This edition of Society at a Glance addresses the growing demand for quantitative evidence on social well-being and its trends with a special chapter on the social consequences of the global crisis.
This publication compiles the material developed and discussed at a conference on the economic impact of emigration jointly organised by the OECD and the Latvian Ministry of Foreign Affairs on 17 December 2012.
Individual country notes assessing how regions and cities contribute to national growth and the well-being of society.
These country notes contain indicators which compare the political and institutional frameworks of national governments as well as revenues and expenditures, employment, and compensation. They include a description of government policies on integrity, e-government and open government.

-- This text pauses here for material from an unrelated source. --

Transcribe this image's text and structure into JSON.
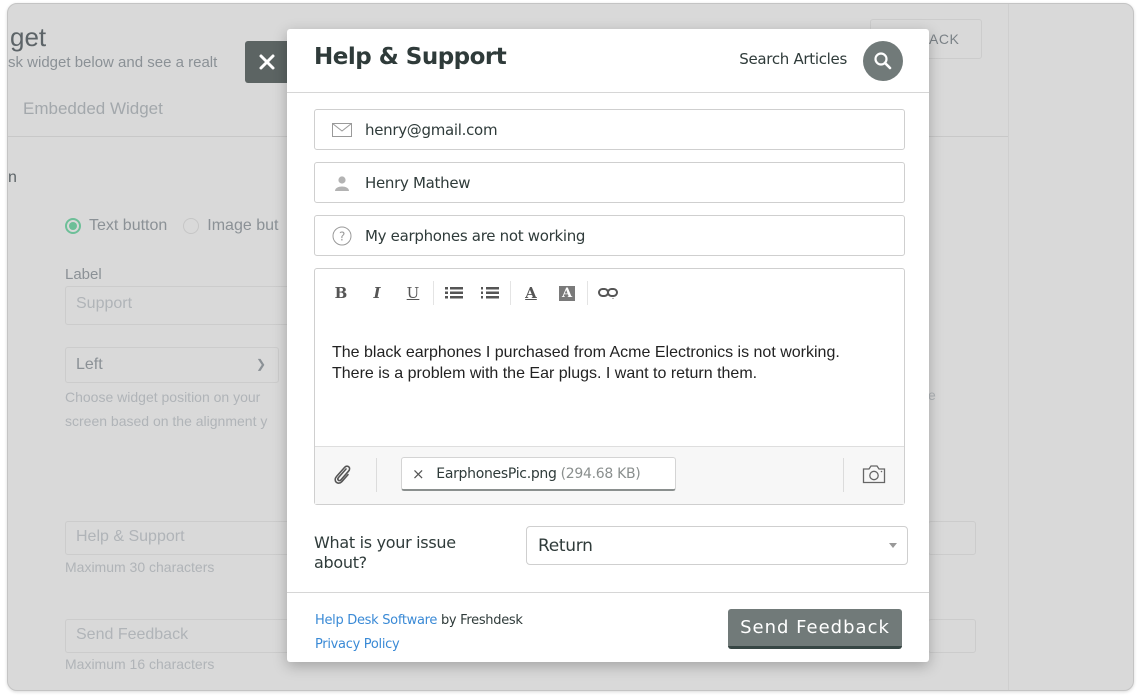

This review of Estonia’s energy policies analyses the energy policy challenges and opportunities facing Estonia, and provides critiques and recommendations for future policy improvements. It finds that Estonia is actively seeking to reduce the intensity of its energy system. Many of these efforts are focused on oil shale, which the country has been using for almost a century and which meets 70% of its energy demand. While it